“We’re a brand that’s inspired by vintage clothing. My relationship with things that already existed is one that informs my process. I value items that “have a soul”. It’s precious in part because we love it - it’s a point of view. Whether it’s interiors or clothing my process has been a relationship with things that exist already.” - Raquel Allegra

Bringing this house back to life was one of the bigger challenges
I’ve experienced.
There were a thousand big and little things that were calling for attention and fixing. The bones, the house itself and the land had captured my heart and I was 100% ready and committed to whatever that required from me. When I’m in, I’m IN. Taos is a strange and magical vortex.
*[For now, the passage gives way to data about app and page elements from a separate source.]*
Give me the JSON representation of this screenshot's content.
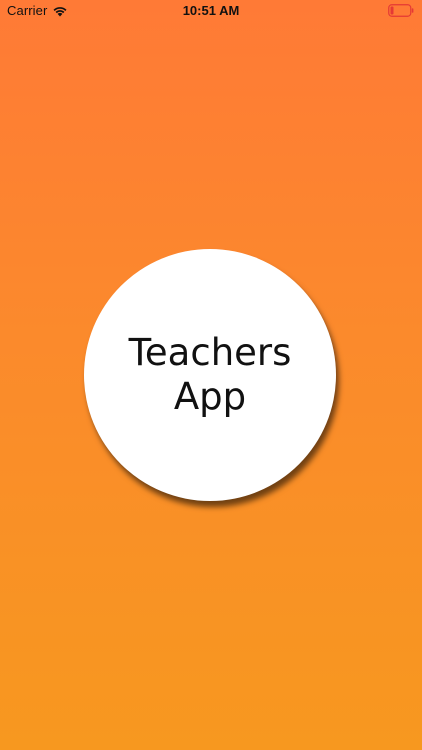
{
  "status_bar": {
    "carrier": "Carrier",
    "time": "10:51 AM",
    "icons": {
      "wifi": "wifi-icon",
      "battery": "battery-low-icon"
    },
    "battery_color": "#e53935"
  },
  "splash": {
    "title": "Teachers App"
  },
  "colors": {
    "background_top": "#ff7a36",
    "background_bottom": "#f7981f",
    "circle": "#ffffff"
  }
}
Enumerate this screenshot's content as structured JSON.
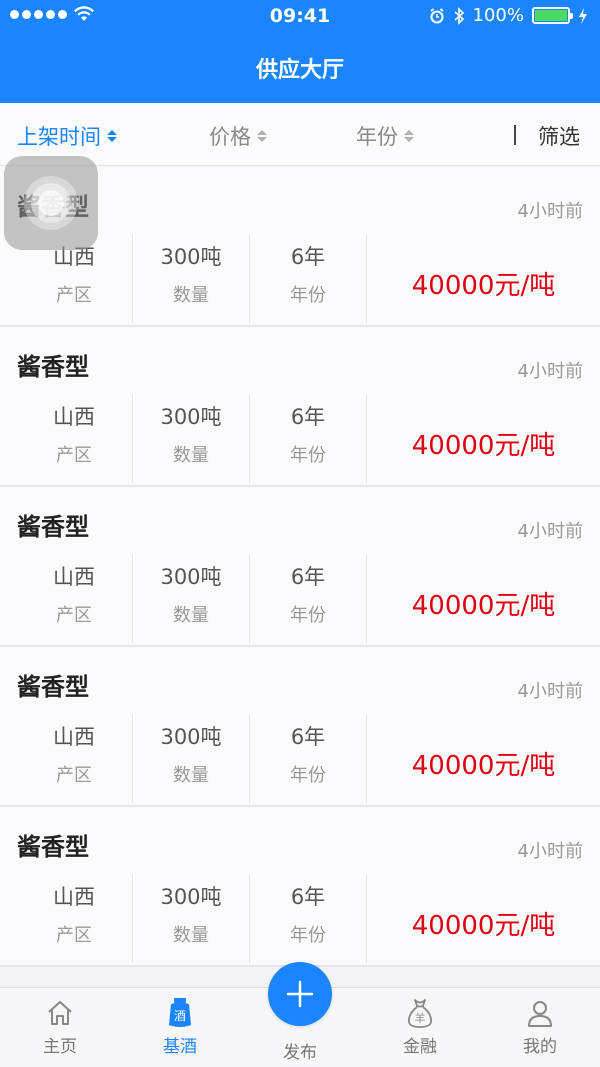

Some days the whole crew would show up and some days no one would. And so I really learned how to roll with the punches in a new arena. Not unlike being a clothing designer and having to problem solve new challenges and unexpected twists on a daily basis.  

"When I’m looking for pieces, It’s important to me that they have a soulful feeling. As if they’ve already lived a noteworthy life. If they cold only speak and share their story." Raquel Allegra 

A process that speaks to the core of the RA brand; Raquel began her company by tie-dyeing and deconstructing recycled vintage tee shirts, infusing them with new life by reimagining each piece